South Korea showcased an arsenal of advanced weaponry in a military parade on Tuesday, rolling tanks and missiles down the streets of its rain-soaked capital during the first event of its kind in a decade.
The parade, held to mark the 75th Armed Forces Day commemorating the founding of the country’s armed forces, comes against the backdrop of rising tensions on the Korean peninsula, as South Korea draws closer to the United States and Japan against the threat of North Korea’s accelerating weapons program.
The event kicked off in the morning with ceremonies and performances at the Seoul Air Base, where President Yoon Suk Yeol delivered an address warning Pyongyang against ever using nuclear weapons.
“If North Korea uses nuclear weapons, its regime will be brought to an end by an overwhelming response from the (Seoul-Washington) alliance,” Yoon said, speaking in the rain.
Later on Tuesday, North Korea’s United Nations Ambassador Kim Song claimed Pyongyang had been “urgently required to further accelerate the build-up of (its) self-defense capabilities,” saying the Korean Peninsula was moving “closer to the brink of a nuclear war.”
Speaking in New York at the UN General Assembly, Kim accused the US of spreading its influence across the world, particularly across the Korean Peninsula.
The military parade – a first for South Korea since 2013 – followed in the afternoon, with troops and military equipment rolling through the heart of Seoul, passing by the city hall and historic Gwanghwamun Square. The roads were lined with spectators, many wearing plastic ponchos and holding umbrellas in the rain.
Several thousand South Korean soldiers and more than 300 US troops marched during the event, according to the Ministry of National Defense. Other performances included a military band, flag-bearers, and mascots from each military unit.
On display were a variety of homegrown equipment including drones, tanks and armored personnel carriers. Soldiers in vehicles waved to the crowd as they passed by; several carriers had the South Korean flag affixed to the exterior.
Peter Layton, a visiting fellow at the Griffith Asia Institute at Griffith University, said while the parade served to send “a message to an external audience,” including partners like the United States and regional powers such as North Korea and China, the event “is really about domestic factors.”
The parade and Yoon’s presence “help portray (South) Korea to the Korean people that the country is now an important power on the world stage, a pivotal global power as the current president calls it,” he said. It also boosts public perception of the Korean defense industry, which is “achieving remarkable export success” while other economic sectors fall flat, he added.
Yoon has previously stated his goal to make South Korea one of the world’s top four arms exporters, after the US, Russia and France. While it’s still a few places away in the rankings, the industry has grown rapidly, with $7 billion of defense exports in 2021, according to the Export-Import Bank of Korea.
Layton added that the parade also underscores South Korea’s enduring alliance with the US – with the two countries drawing closer, as well as with Japan, as North Korea ramps up its weapons testing.
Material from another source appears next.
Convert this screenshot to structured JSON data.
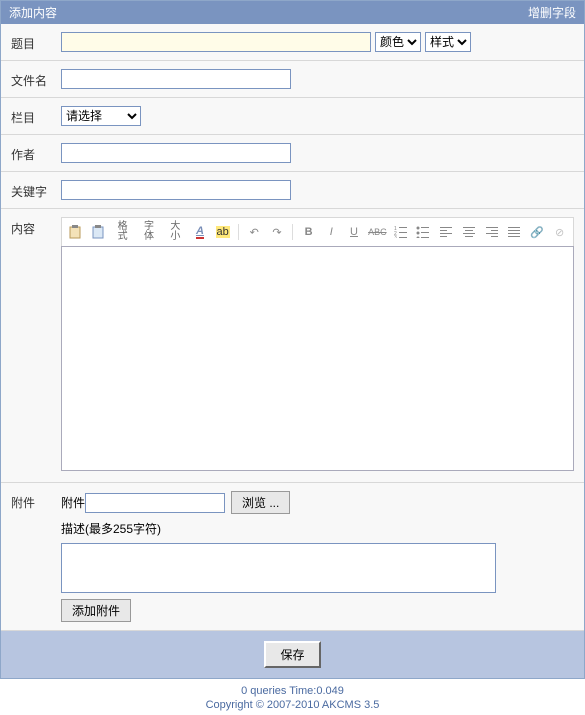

International intelligence has also suggested since last year that Pyongyang may be preparing to resume nuclear testing, with satellite imagery showing activity at its underground nuclear test site.
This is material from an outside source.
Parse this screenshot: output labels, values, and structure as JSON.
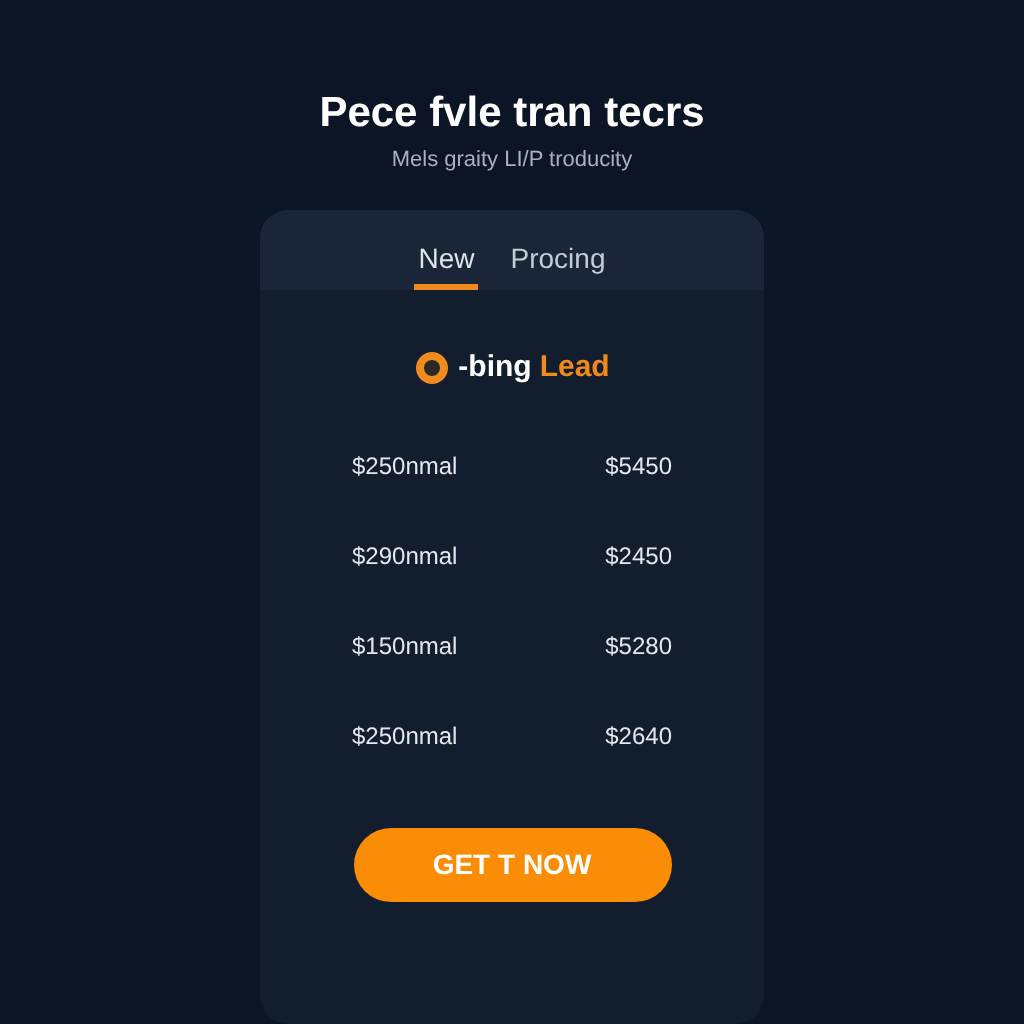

In April this year, Yoon and US President Joe Biden announced a key new agreement that aims to deter North Korean aggression, including a new US commitment to deploy a nuclear-armed submarine in South Korea for the first time since the early 1980s.
Yoon, Biden and Japanese Prime Minister Fumio Kishida also held a historic summit in August, announcing new military exercises and a hotline for crisis communications. It marked the first time Biden hosted foreign leaders at the Camp David retreat in Maryland, a site of historic diplomatic negotiations for past presidents.
This story has been updated to more accurately describe the weapons on display during the parade.
CNN’s Brad Lendon contributed reporting.